Many beginner poker players naturally gravitate toward a level of game where they feel most comfortable. The reasons for their choice may vary, but often include the size of their starting bankroll, and the amount of money they feel comfortable wagering in a particular hand or throughout a session.
This is perfectly normal and reasonable. One of the things that separate truly profitable players from winning players, however, is their willingness to step out of their comfort zone and explore higher limit games.

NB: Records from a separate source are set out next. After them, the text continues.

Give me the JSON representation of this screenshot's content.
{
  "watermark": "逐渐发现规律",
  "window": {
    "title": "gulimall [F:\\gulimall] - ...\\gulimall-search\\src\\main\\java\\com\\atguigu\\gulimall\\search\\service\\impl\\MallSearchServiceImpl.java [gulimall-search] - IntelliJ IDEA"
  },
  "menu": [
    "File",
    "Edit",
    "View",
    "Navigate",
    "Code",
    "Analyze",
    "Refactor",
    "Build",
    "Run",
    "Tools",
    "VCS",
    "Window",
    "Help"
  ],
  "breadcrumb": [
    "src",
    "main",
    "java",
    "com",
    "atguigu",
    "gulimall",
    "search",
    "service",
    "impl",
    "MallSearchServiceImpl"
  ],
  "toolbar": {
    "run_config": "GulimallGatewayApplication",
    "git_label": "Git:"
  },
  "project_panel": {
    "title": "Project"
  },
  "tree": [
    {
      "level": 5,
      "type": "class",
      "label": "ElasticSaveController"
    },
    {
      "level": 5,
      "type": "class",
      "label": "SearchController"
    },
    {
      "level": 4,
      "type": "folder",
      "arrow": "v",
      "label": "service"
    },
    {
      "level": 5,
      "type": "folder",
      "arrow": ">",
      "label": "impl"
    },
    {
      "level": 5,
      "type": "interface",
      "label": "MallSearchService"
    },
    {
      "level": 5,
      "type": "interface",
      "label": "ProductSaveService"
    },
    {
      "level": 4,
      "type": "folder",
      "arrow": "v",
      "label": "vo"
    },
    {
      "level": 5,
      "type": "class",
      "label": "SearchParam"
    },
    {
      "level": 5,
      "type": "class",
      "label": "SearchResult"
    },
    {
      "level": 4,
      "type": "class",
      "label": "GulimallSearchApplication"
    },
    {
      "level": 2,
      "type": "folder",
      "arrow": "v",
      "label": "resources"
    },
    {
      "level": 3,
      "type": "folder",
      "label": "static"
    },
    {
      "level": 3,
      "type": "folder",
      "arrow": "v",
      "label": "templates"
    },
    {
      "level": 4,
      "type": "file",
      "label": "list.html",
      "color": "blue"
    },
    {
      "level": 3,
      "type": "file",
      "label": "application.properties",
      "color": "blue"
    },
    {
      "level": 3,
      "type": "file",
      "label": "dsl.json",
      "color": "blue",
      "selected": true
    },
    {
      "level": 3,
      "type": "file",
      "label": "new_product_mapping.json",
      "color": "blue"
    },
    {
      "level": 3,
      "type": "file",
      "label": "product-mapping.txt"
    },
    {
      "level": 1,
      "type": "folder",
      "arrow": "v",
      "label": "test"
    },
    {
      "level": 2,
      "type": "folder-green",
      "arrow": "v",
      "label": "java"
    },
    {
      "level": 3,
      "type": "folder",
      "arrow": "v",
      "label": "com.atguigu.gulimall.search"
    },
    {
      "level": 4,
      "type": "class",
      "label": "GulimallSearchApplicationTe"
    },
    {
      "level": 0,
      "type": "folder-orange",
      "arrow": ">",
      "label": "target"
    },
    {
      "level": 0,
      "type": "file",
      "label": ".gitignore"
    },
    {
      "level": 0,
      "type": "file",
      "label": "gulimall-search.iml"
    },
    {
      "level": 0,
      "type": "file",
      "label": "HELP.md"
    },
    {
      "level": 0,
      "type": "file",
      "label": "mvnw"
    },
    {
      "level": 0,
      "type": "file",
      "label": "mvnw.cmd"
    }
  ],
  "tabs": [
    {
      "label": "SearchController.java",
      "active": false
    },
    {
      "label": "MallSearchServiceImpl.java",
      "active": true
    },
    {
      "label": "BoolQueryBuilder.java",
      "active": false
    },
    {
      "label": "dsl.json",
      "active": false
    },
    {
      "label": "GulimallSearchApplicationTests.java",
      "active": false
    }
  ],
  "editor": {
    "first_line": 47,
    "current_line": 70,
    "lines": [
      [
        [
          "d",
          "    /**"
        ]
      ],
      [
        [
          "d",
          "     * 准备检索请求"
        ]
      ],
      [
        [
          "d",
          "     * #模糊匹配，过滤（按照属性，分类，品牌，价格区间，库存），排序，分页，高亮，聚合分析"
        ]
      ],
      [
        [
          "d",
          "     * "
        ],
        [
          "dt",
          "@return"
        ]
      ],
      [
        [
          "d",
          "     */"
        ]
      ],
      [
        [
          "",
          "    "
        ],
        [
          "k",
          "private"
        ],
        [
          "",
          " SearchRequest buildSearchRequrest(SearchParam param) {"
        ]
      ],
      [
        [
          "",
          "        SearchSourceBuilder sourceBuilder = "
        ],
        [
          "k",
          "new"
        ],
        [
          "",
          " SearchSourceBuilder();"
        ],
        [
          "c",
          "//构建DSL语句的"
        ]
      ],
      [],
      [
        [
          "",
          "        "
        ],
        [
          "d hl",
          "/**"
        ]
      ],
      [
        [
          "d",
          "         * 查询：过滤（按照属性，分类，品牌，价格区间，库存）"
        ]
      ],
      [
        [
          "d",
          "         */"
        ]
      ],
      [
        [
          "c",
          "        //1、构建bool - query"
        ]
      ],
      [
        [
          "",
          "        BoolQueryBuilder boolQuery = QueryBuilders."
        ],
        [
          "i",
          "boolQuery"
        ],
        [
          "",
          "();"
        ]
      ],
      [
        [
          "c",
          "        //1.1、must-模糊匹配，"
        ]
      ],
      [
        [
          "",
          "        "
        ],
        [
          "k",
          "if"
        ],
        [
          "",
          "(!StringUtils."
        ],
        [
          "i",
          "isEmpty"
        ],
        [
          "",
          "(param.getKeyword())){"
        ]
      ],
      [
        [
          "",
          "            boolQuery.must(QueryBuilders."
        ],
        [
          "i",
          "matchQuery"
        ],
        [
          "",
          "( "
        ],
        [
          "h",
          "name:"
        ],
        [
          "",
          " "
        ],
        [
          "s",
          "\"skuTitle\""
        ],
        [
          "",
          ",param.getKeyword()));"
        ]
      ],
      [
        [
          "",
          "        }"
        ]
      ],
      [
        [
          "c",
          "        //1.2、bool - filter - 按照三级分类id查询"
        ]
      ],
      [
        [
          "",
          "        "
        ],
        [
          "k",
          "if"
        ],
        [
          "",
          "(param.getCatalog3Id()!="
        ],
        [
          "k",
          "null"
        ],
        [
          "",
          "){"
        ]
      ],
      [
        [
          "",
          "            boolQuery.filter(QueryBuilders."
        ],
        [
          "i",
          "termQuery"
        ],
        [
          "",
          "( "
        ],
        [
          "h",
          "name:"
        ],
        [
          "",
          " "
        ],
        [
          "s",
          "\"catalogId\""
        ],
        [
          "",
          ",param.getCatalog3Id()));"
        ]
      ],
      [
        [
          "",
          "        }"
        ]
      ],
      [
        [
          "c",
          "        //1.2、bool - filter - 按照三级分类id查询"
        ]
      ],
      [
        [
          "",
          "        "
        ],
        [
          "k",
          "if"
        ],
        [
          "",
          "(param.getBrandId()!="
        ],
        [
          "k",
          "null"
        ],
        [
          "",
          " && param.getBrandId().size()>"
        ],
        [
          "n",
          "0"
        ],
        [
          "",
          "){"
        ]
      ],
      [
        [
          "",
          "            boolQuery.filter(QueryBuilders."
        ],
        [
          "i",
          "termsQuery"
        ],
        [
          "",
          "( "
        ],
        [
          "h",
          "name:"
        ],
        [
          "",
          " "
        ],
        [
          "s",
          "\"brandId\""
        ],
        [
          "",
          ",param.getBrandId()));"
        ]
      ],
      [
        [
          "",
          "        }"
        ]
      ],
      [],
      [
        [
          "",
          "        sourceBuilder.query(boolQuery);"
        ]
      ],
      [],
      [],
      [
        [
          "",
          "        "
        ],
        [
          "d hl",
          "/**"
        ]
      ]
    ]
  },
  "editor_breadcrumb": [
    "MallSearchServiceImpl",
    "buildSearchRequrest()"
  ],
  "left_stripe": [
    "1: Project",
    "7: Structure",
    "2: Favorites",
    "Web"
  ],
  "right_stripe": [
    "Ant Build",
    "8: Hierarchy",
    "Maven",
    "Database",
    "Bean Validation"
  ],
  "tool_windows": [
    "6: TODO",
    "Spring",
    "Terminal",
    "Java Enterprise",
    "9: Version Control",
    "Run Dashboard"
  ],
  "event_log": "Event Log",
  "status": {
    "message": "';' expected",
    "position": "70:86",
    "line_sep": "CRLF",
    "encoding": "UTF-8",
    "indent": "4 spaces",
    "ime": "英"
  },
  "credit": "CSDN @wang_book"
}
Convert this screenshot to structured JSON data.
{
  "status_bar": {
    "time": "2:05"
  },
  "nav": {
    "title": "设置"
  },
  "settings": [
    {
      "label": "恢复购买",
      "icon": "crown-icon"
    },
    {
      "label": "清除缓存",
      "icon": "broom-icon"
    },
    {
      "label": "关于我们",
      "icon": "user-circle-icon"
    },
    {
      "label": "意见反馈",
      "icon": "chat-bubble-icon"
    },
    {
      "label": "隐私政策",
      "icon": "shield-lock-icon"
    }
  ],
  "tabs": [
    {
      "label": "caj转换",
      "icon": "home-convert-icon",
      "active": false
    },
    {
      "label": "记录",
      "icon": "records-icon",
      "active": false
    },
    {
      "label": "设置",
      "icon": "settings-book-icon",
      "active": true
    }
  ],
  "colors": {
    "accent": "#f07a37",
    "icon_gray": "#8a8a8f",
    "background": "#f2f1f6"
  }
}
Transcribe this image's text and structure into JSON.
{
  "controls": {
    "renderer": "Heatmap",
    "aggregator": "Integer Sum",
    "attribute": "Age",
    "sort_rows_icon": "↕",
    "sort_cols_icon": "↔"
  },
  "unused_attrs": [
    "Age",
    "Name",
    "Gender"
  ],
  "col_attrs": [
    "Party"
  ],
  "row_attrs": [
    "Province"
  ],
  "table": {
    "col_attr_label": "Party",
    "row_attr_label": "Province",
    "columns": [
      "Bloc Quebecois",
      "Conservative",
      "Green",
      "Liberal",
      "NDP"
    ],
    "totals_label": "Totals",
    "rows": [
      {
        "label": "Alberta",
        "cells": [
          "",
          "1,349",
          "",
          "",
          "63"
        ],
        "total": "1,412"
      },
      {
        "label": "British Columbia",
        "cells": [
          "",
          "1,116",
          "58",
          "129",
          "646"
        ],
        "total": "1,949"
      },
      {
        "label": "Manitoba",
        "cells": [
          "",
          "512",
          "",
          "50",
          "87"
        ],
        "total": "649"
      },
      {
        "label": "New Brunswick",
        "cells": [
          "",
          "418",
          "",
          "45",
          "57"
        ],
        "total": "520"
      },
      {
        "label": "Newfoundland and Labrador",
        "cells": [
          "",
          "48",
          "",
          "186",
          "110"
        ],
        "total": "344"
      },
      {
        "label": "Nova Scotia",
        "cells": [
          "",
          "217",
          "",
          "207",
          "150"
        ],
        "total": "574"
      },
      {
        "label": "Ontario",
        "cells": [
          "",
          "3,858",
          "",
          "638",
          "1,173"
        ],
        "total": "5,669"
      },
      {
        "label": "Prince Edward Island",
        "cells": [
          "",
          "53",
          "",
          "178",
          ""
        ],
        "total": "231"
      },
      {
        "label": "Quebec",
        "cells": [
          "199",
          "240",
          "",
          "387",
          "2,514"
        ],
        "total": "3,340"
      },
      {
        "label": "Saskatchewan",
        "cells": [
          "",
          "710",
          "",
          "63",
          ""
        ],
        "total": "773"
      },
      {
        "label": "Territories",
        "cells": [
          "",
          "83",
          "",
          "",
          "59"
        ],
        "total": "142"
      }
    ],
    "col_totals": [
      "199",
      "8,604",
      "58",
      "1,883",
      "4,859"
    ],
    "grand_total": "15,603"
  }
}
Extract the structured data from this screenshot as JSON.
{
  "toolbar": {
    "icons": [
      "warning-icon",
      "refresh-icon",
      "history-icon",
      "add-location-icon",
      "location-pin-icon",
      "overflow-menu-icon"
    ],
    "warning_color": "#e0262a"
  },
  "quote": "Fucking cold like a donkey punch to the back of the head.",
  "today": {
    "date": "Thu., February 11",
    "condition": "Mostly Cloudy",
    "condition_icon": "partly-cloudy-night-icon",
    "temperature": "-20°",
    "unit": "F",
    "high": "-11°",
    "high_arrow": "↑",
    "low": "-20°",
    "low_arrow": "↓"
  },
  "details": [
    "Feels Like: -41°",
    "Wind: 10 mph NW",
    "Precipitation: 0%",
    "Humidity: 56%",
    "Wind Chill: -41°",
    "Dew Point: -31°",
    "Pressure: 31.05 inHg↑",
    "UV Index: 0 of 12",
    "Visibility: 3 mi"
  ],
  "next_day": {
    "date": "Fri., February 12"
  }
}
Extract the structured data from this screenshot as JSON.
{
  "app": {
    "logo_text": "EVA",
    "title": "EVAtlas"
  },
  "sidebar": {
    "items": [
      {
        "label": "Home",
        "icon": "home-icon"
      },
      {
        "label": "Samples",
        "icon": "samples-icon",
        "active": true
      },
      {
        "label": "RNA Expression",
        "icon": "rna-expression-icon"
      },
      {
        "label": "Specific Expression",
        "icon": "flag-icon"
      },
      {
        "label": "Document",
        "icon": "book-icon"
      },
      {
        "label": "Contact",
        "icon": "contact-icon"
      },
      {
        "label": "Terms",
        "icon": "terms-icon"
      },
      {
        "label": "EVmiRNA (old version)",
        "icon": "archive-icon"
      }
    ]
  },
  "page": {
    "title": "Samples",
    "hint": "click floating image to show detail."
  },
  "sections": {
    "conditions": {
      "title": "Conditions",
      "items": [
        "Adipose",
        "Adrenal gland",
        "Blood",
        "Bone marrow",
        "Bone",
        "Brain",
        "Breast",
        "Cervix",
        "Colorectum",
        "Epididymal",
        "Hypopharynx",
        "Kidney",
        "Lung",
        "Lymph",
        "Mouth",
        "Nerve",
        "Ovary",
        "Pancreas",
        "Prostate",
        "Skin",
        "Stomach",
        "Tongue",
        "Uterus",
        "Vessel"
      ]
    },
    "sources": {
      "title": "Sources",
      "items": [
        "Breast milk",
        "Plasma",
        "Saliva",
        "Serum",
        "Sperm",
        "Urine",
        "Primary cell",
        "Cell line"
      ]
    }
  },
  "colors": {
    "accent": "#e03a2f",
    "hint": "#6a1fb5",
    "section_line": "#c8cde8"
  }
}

After a few hundred hours of play, many people can determine whether or not they are beating their regular games. For those players who are showing a profit, there are some for whom taking home an extra $100 or $200 per week is perfectly acceptable. They're mainly playing for fun and the winnings are a nice benefit. For others, however, poker may be a steady source of income, and boosting their bottom line could significantly affect their lives away from the table.
One of the smartest things these players can do is to stretch their games and play at higher limits. With proper planning, and the right approach, the rewards can be immeasurable. To that end, I have some suggestions for players who are thinking about taking their game to the next level.
First and most important, make sure you have the bankroll to sustain yourself at a higher level. If you take a shot and lose, you shouldn't have to worry about rebuilding your bankroll from scratch. A good recommendation is to stockpile enough money so that you can comfortably afford between eight and 10 buy-ins before you have to retreat to a smaller game.
This leads to my second piece of advice, which is not to let a few losing sessions affect your attitude or impair your judgment. I'm not saying that losing doesn't sting and that tilt doesn't happen. They do. But, players who successfully move up the ladder understand that not every session will be a winning one, and that by constantly analyzing their games - and those of their opponents' - they'll be able to make adjustments that will help them succeed.
When moving up the poker ladder, you'll inevitably encounter players with more experience and skill than you possess. Recognizing these players and learning from them is one of the smartest moves you can make. Conversely, letting your ego and pride get in the way of observing these players can lead you to keep investing money in a losing situation and, eventually, affect your overall performance and excitement toward the game.
Remember, successful people fail more often than unsuccessful people. Successful people try new things, fall down, pick themselves up, and try again. So, if your first attempt to move up to a higher stakes game falls short of your expectations, don't despair. Look at your play and the play of your opponents, regroup, and try again. The experience will be worth it.